Gloomy Prospects for 2009
The troubled economy seems to have made life very difficult for a number of industries and the toll it has taken on the horse racing industry is becoming increasingly visible. Now, looking towards 2009, not many members in the horse racing industry forecast a favorable turn of events, on the contrary, it seems that everyone will be tightening their budgets. Even though some industry leaders have tried to assist in bringing relief to the Thoroughbred market, breeders will still be feeling the slump in the market next year.
During the month of November, many facilities released new stud fees listings for 2009, many of which had dropped their fees by a considerable amount. Even the legendary Claiborne Farm, once home to Secretariat, decreased their stud fees by thirty percent. But it won’t be helping breeders who already paired off some of their broodmares before the fall in stud prices. As fewer buyers are able to pay top dollar for a number of horses, they have chosen to be more selective when purchasing a horse. This means that instead of buying five horses, they would rather use their budget to buy two horses of a higher quality. This reasoning does seem to be the best course of action, but is leading to a thoroughbred market that is flooded with horses and no-one to buy them.
Breeders are selling fewer horses and some cannot keep up with the cost of taking care of all their horses. Some breeders have been forced to sell off their best broodmares to make up costs and settle mounting bills. Those with weanlings and yearlings will be struggling in 2009 when it comes to selling their horses and breaking even on what they have spent in regard to stud fees. Even though the reduction in stud fees will help the horse trading economy, it has been suggested that less horses should be made available for sale, creating a greater demand and in so doing, stabilize the market. This will unfortunately take time, as there are only a handful of buyers that are able to keep up with the market prices.

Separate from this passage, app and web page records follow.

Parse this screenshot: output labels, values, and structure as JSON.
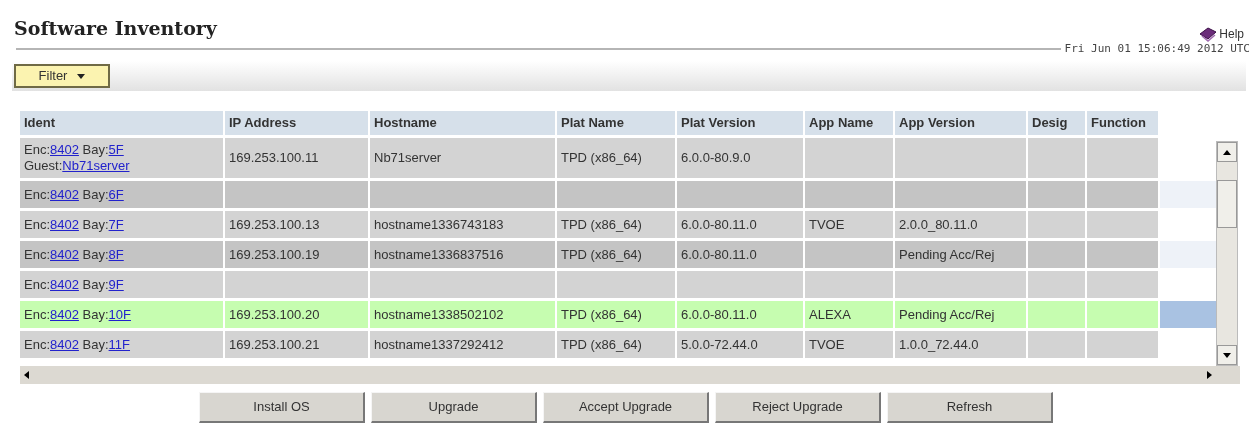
{
  "page": {
    "title": "Software Inventory",
    "help": "Help",
    "timestamp": "Fri Jun 01 15:06:49 2012 UTC"
  },
  "filter": {
    "label": "Filter"
  },
  "table": {
    "columns": [
      "Ident",
      "IP Address",
      "Hostname",
      "Plat Name",
      "Plat Version",
      "App Name",
      "App Version",
      "Desig",
      "Function"
    ],
    "rows": [
      {
        "selected": false,
        "cells": [
          {
            "lines": [
              [
                {
                  "label": "Enc:",
                  "link": "8402"
                },
                {
                  "label": "Bay:",
                  "link": "5F"
                }
              ],
              [
                {
                  "label": "Guest:",
                  "link": "Nb71server"
                }
              ]
            ]
          },
          "169.253.100.11",
          "Nb71server",
          "TPD (x86_64)",
          "6.0.0-80.9.0",
          "",
          "",
          "",
          ""
        ]
      },
      {
        "selected": false,
        "cells": [
          {
            "lines": [
              [
                {
                  "label": "Enc:",
                  "link": "8402"
                },
                {
                  "label": "Bay:",
                  "link": "6F"
                }
              ]
            ]
          },
          "",
          "",
          "",
          "",
          "",
          "",
          "",
          ""
        ]
      },
      {
        "selected": false,
        "cells": [
          {
            "lines": [
              [
                {
                  "label": "Enc:",
                  "link": "8402"
                },
                {
                  "label": "Bay:",
                  "link": "7F"
                }
              ]
            ]
          },
          "169.253.100.13",
          "hostname1336743183",
          "TPD (x86_64)",
          "6.0.0-80.11.0",
          "TVOE",
          "2.0.0_80.11.0",
          "",
          ""
        ]
      },
      {
        "selected": false,
        "cells": [
          {
            "lines": [
              [
                {
                  "label": "Enc:",
                  "link": "8402"
                },
                {
                  "label": "Bay:",
                  "link": "8F"
                }
              ]
            ]
          },
          "169.253.100.19",
          "hostname1336837516",
          "TPD (x86_64)",
          "6.0.0-80.11.0",
          "",
          "Pending Acc/Rej",
          "",
          ""
        ]
      },
      {
        "selected": false,
        "cells": [
          {
            "lines": [
              [
                {
                  "label": "Enc:",
                  "link": "8402"
                },
                {
                  "label": "Bay:",
                  "link": "9F"
                }
              ]
            ]
          },
          "",
          "",
          "",
          "",
          "",
          "",
          "",
          ""
        ]
      },
      {
        "selected": true,
        "cells": [
          {
            "lines": [
              [
                {
                  "label": "Enc:",
                  "link": "8402"
                },
                {
                  "label": "Bay:",
                  "link": "10F"
                }
              ]
            ]
          },
          "169.253.100.20",
          "hostname1338502102",
          "TPD (x86_64)",
          "6.0.0-80.11.0",
          "ALEXA",
          "Pending Acc/Rej",
          "",
          ""
        ]
      },
      {
        "selected": false,
        "cells": [
          {
            "lines": [
              [
                {
                  "label": "Enc:",
                  "link": "8402"
                },
                {
                  "label": "Bay:",
                  "link": "11F"
                }
              ]
            ]
          },
          "169.253.100.21",
          "hostname1337292412",
          "TPD (x86_64)",
          "5.0.0-72.44.0",
          "TVOE",
          "1.0.0_72.44.0",
          "",
          ""
        ]
      }
    ]
  },
  "buttons": [
    "Install OS",
    "Upgrade",
    "Accept Upgrade",
    "Reject Upgrade",
    "Refresh"
  ]
}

It is hoped that by the end of 2009 things will start to look a bit better for the breeding and trading industry. But it will be too late for some, who are already looking at ways to merely survive the economic crisis.